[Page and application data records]
====
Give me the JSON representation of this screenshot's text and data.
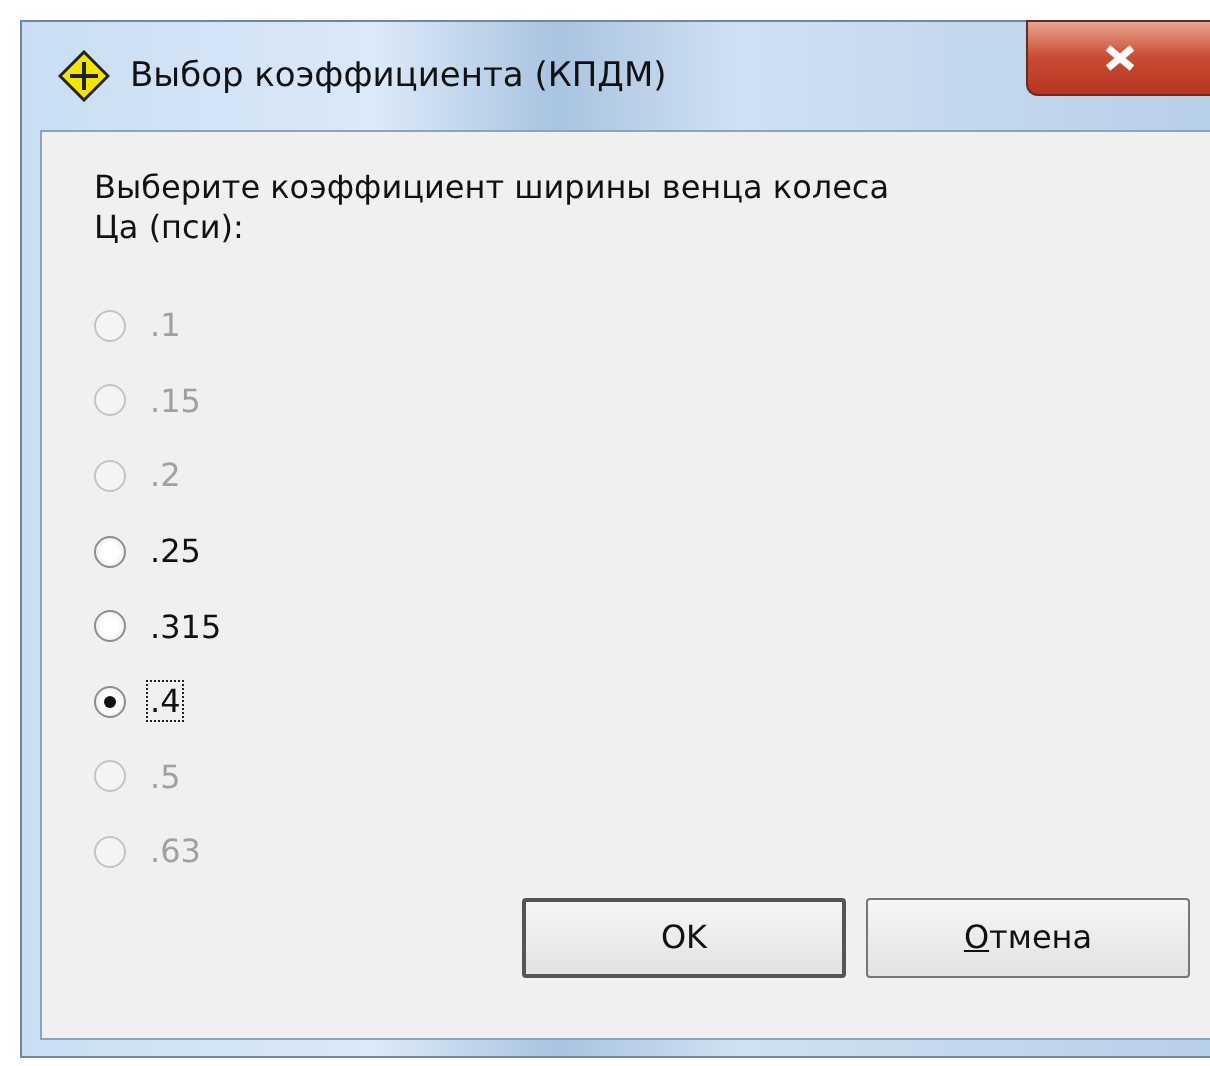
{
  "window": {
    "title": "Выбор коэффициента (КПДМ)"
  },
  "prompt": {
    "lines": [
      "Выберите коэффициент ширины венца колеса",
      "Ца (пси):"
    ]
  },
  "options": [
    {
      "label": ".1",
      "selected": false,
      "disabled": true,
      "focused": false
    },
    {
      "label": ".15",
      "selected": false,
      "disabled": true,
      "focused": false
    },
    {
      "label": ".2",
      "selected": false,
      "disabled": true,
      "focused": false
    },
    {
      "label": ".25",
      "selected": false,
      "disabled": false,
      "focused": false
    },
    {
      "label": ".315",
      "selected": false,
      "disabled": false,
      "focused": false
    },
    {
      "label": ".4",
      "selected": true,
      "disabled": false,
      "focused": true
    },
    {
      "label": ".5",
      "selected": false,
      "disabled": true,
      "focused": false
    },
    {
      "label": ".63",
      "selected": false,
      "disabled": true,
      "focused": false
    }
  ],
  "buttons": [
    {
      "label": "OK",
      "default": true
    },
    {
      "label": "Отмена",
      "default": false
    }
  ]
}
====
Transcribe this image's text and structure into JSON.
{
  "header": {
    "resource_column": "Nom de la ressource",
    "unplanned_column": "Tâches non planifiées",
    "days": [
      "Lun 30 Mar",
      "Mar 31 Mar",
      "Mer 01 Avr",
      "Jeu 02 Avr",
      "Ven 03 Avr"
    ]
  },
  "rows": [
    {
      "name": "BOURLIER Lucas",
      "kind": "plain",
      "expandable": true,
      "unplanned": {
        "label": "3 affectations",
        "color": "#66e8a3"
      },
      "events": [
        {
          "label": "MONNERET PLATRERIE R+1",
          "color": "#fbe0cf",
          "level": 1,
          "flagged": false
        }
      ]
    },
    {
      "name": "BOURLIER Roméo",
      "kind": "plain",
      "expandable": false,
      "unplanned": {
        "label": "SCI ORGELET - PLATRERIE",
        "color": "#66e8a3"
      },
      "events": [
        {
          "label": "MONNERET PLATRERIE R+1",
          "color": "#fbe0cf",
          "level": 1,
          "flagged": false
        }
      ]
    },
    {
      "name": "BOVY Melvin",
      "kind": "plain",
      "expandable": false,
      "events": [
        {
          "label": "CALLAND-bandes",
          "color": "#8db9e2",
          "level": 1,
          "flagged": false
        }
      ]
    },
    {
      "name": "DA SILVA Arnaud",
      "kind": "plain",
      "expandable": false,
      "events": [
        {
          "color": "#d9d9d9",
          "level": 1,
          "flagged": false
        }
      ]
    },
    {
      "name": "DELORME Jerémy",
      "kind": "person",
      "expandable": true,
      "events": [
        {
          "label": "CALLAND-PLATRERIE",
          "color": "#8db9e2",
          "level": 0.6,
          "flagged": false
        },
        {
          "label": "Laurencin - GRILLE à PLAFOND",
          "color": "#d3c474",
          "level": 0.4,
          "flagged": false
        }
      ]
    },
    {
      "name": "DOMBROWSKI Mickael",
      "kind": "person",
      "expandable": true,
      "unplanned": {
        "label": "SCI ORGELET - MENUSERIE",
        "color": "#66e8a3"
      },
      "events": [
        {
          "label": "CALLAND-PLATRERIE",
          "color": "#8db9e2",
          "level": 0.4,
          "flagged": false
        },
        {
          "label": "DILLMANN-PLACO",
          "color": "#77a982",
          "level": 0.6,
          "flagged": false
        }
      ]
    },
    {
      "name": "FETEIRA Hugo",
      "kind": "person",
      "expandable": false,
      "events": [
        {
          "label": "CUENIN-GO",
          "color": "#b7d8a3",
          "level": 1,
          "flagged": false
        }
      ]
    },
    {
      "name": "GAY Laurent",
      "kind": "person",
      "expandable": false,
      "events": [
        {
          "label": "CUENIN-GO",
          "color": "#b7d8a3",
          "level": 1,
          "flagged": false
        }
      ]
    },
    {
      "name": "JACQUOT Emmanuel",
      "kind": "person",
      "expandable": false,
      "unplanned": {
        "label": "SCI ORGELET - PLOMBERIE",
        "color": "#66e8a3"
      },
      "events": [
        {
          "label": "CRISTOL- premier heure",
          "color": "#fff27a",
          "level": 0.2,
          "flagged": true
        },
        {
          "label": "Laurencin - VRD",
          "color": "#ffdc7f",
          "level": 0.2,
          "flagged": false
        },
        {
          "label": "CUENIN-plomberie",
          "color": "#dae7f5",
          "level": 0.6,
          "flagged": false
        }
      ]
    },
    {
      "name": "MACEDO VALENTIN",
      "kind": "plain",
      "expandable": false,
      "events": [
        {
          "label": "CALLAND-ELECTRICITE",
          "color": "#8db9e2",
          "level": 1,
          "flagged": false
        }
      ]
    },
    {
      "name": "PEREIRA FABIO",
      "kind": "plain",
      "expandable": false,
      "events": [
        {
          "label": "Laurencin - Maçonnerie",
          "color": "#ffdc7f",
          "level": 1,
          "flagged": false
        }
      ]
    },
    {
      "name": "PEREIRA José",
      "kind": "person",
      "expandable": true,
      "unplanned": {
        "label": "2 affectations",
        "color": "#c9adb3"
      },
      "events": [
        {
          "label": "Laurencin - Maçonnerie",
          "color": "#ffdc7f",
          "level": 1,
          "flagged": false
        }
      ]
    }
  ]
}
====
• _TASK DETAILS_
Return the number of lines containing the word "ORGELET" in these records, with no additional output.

• _OUTPUT BELOW_
3